Examples of some of the jaw-dropping incentives in Moose Jaw include: -- grants of up to $10,000 to first-time homebuyers with annual incomes of less than $52,000 who purchase a new home (usually a condominium); -- a rental construction incentive that can provide a developer with a grant of up to $50,000 if it agrees to build at least five rental suites. A total of 60 units are being funded, on a first-come, first-serve basis, with an emphasis on two-bedroom units. According to Canada Mortgage and Housing Corp., the rental vacancy rate in Moose Jaw for two-bedroom apartments is near zero; -- loan assistance for up to $1 million of residential project costs. Saskatoon-based Westcap Management Ltd., a finance sector of the Saskatchewan government, oversees this plan. Under its Headstart for Homes initiative, builders and developers are eligible for loans of 90 per cent of the construction cost of new homes, including land, at an interest rate of 4 per cent. The main requirement: the new homes must be priced at or lower than the average resale home price, which in Moose Jaw is around $200,000; -- the civic LOTS program that provides a 100 per cent tax exemption on property for the first year for commercial-building owners who create a residential rental suite, a move aimed at creating lively, mixed-used projects in the downtown area; and -- a five-year tax holiday for any new business that creates jobs for at least 60 workers.

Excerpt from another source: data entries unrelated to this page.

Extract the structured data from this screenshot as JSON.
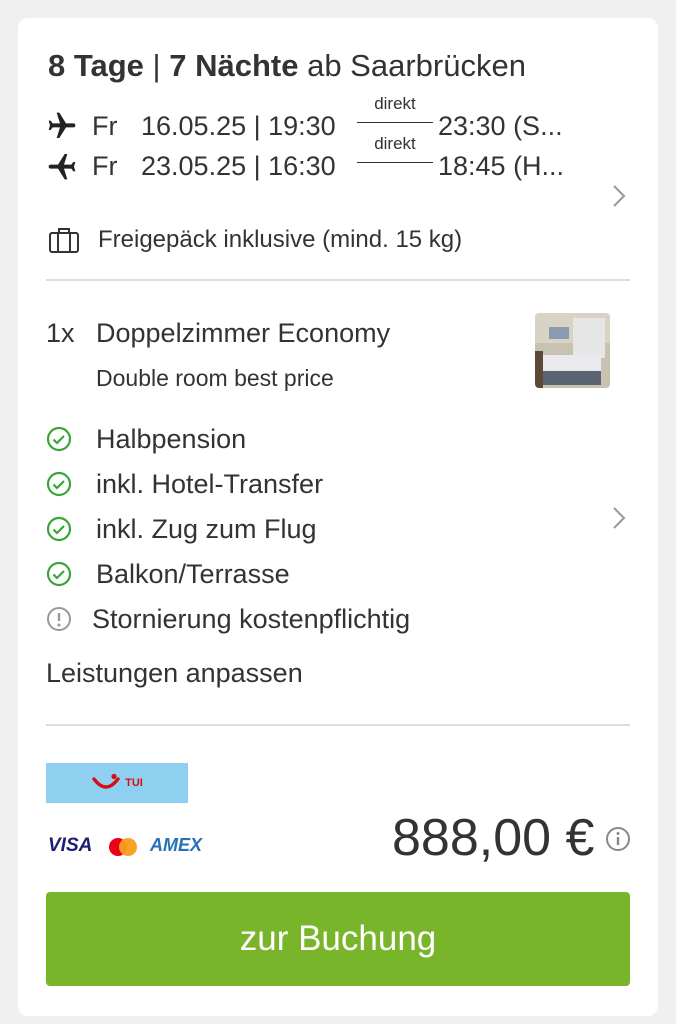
{
  "trip": {
    "duration_days": "8 Tage",
    "separator": "|",
    "duration_nights": "7 Nächte",
    "departure_from": "ab Saarbrücken"
  },
  "flights": [
    {
      "direction": "outbound",
      "icon": "plane-outbound-icon",
      "day": "Fr",
      "date_time": "16.05.25 | 19:30",
      "connection": "direkt",
      "arrival": "23:30 (S..."
    },
    {
      "direction": "return",
      "icon": "plane-return-icon",
      "day": "Fr",
      "date_time": "23.05.25 | 16:30",
      "connection": "direkt",
      "arrival": "18:45 (H..."
    }
  ],
  "luggage": {
    "icon": "luggage-icon",
    "text": "Freigepäck inklusive (mind. 15 kg)"
  },
  "room": {
    "quantity": "1x",
    "name": "Doppelzimmer Economy",
    "subtitle": "Double room best price"
  },
  "features": [
    {
      "icon": "check-circle-icon",
      "text": "Halbpension"
    },
    {
      "icon": "check-circle-icon",
      "text": "inkl. Hotel-Transfer"
    },
    {
      "icon": "check-circle-icon",
      "text": "inkl. Zug zum Flug"
    },
    {
      "icon": "check-circle-icon",
      "text": "Balkon/Terrasse"
    },
    {
      "icon": "exclamation-circle-icon",
      "text": "Stornierung kostenpflichtig"
    }
  ],
  "customize_link": "Leistungen anpassen",
  "operator": {
    "name": "TUI",
    "logo_bg": "#8fd0f0",
    "logo_color": "#d40e14"
  },
  "payment_methods": {
    "visa": "VISA",
    "amex": "AMEX"
  },
  "price": "888,00 €",
  "cta": "zur Buchung",
  "colors": {
    "accent_green": "#79b52a",
    "check_green": "#3aa536",
    "text": "#333333"
  }
}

And, perhaps the greatest incentive: the largest fully serviced and fully paved new industrial park in south Saskatchewan, the 30-acre Grayson Industrial Park, where city-owned acre lots start at around $150,000. In all, Moose Jaw has more than 200 acres zoned for industrial and commercial development.
It is not that Moose Jaw - one of Canada's top entrepreneurial cities according to the Financial Post - appears to need any help in attracting residents or investors. Halfway between Calgary and Winnipeg on the Trans-Canada Highway and just an hour from Regina, Moose Jaw is the heart of the largest economic region in Saskatchewan. Moose Jaw is also on the north-south traffic and rail route for Regina's giant Global Transportation Hub, which feeds material to and from the U.S. border.
About one-quarter of the province's population lives in the Moose Jaw-Regina corridor, which has one of the lowest-cost environments for industrial investment in North America, according to KPMG.
Major industrial employers include Mosaic Co., Canadian Salt Co., Terra Grain Fuels and Yara Belle Plain Inc. Just north of Moose Jaw, German fertilizer giant K+S Group is planning a $1.4 billion potash mine that will employ more than 200 workers. While the announcement is not yet official, locals say K+S already has workers and equipment on site.
This year, the Thunder Creek Pork Plant opened in Moose Jaw, hiring 200 local workers. There is currently a rush of both residential and commercial construction, which has all helped to drop unemployment in the region to 3.5 per cent, the third lowest in Canada.
Retail sales in Moose Jaw run around $712 million annually, 71 per cent above the national average. The vibrant retail scene includes boutique storefronts downtown, big-box retail on the fringe and the large Town N Country shopping mall.
A shortage of skilled workers is about the only threat to Moose Jaw, and one that is being eased by an average of 2,500 graduates every year from the SIAST Palliser campus, a technical and trade college.
Graduates will be needed not only for the new potash mine and local manufacturers but also for the new Moose Jaw regional hospital, which is a $100 million state-of-the-industry facility.
Saskatchewan Health Minister Don McMorris said that construction will begin next year and will be completed by the end of 2015. The hospital will be the first large hospital in Canada using "lean design," wherein medical staff and services are pooled around the patient.
"Instead of the patient travelling from floor to floor or from one end of the building to the other, patient services are centred around the patient," McMorris explained.
Moose Jaw's home builders are getting ready for the looming influx of highly paid medical professionals, and miners. An example is the new Iron Bridge Estates subdivision that is currently being developed by Iron Bridge Estates Inc.
"The city of Moose Jaw is absolutely ready for this type of [high-end] country-residential subdivision," according to Brian Walz of Royal Lepage Landmark, which is handling sales.
Iron Bridge's 91 lots range in size from 16,500 square feet to 48,500 square feet - three to four times the average lot size in Moose Jaw - and were all put in place at once. Some large houses are under construction, though landscaping in the master-planned community is just being finished. The luxury, detached houses will be priced at up to $1 million in a city where the average resale house price is around $200,000.
The building permit stats show what is happening: in the first six months of this year, 46 new homes were started, valued at $14.1 million, up from $12.4 million in the same period last year.
Total building permits, including non-residential, are averaging more than $1 million per month this year, with commercial and industrial construction accounting for $1.7 million in June alone according to the city's building department. But the big news is the city's new arena. In August the city opened the $62 million multiplex, Mosaic Place, which includes the new home of the Moose Jaw Warriors hockey team as well as eight curling sheets.
The permit numbers give solid evidence to Thorn's statement: "Moose Jaw is open for business."
from Western Investor October 2011